    • allyson says:

      Awe… thank you so very much! What a supernice thing to say!! :) Glad you are enjoying my blog!

  10. Pharaoh's Cat says:

    Hey!! This sounds delicious! I live in Egypt and the fava bean is a staple food. We eat them every which way. (And no, we don’t skin them.) There’s the Alexandria style which has onions and parsley and olive oil. There’s mashed fava beans with tomato sauce and corn oil. There’s whole fava beans with cumin, oil, and salt (that’s the most popular, Cairo style)…I could go on for ever….Some people eat it in bread like a sandwich, some with a spoon like a stew….

    We love them!

    • allyson says:

      No skinning??! really?…. yay!! I will be trying that very soon and maybe then I can retract my statement that they won’t be a staple in my house.

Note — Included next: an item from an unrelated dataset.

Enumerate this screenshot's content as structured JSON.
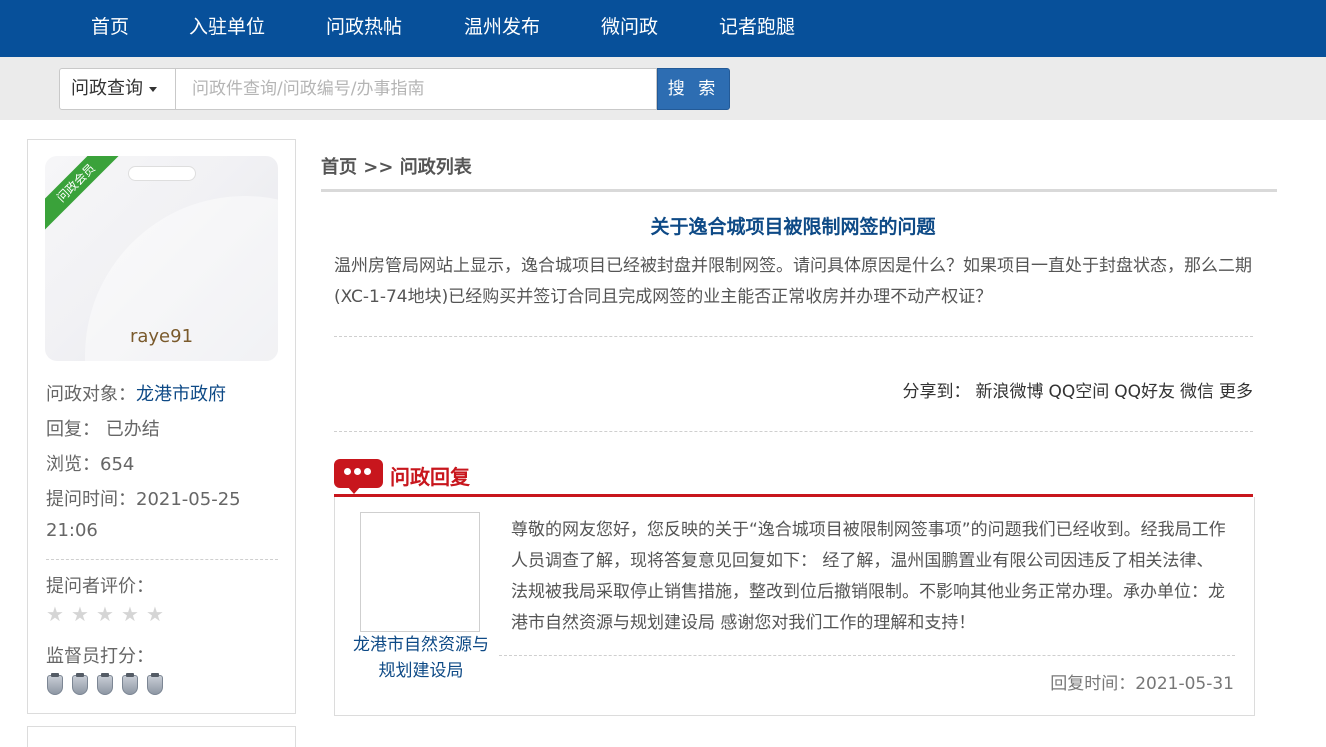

Now I am totally convinced the fava is my new favorite bean friend. :) Thank you!!

  11. Rose says:

    This sounds delicious! I love favas; they are good replacements for chick peas in falafel too. Thanks for describing how to do this and for the recipe.

  12. Mihl says:

    I really, really wish I could lay my hands onto fava beans. Your dip sounds very delicious!

    • allyson says:

      Mihl, you could do some amazing things with fava beans!! I can always send you some… there’s plenty here. :)

  13. Abby says:

    Hey there,

    Am I the only one who skins my chickpeas?

    Also, are you vehemently opposed to canned (cooked) beans?

    • allyson says:

      Hi Abby,

      Both good questions… the only skins I personally remove from my chickpeas are the ones that fall off during rinsing after I cook them- which is most of them. :)
      I find the “skins” on the fava beans to be MUCH more difficult to remove than chickpeas, (maybe I am doing it incorrectly?) If anyone knows of a better method, I would seriously love to hear it!!

      I am not vehemently opposed to any kind of bean. For me, dried is much cheaper (since I make large quantities at once) and I prefer the taste of dried over canned. I am all about a tasty bargain! Canned would work well here too. I definitely use them in a pinch, but I had a bag of dried fava beans calling out my name.

      And, the dried favas are so beautiful~ hard to resist!

  14. Becky says:

    ooh that looks amazing! I’m always looking for new bean dip ideas. Hummus is yummus, but sometimes a gal needs variety!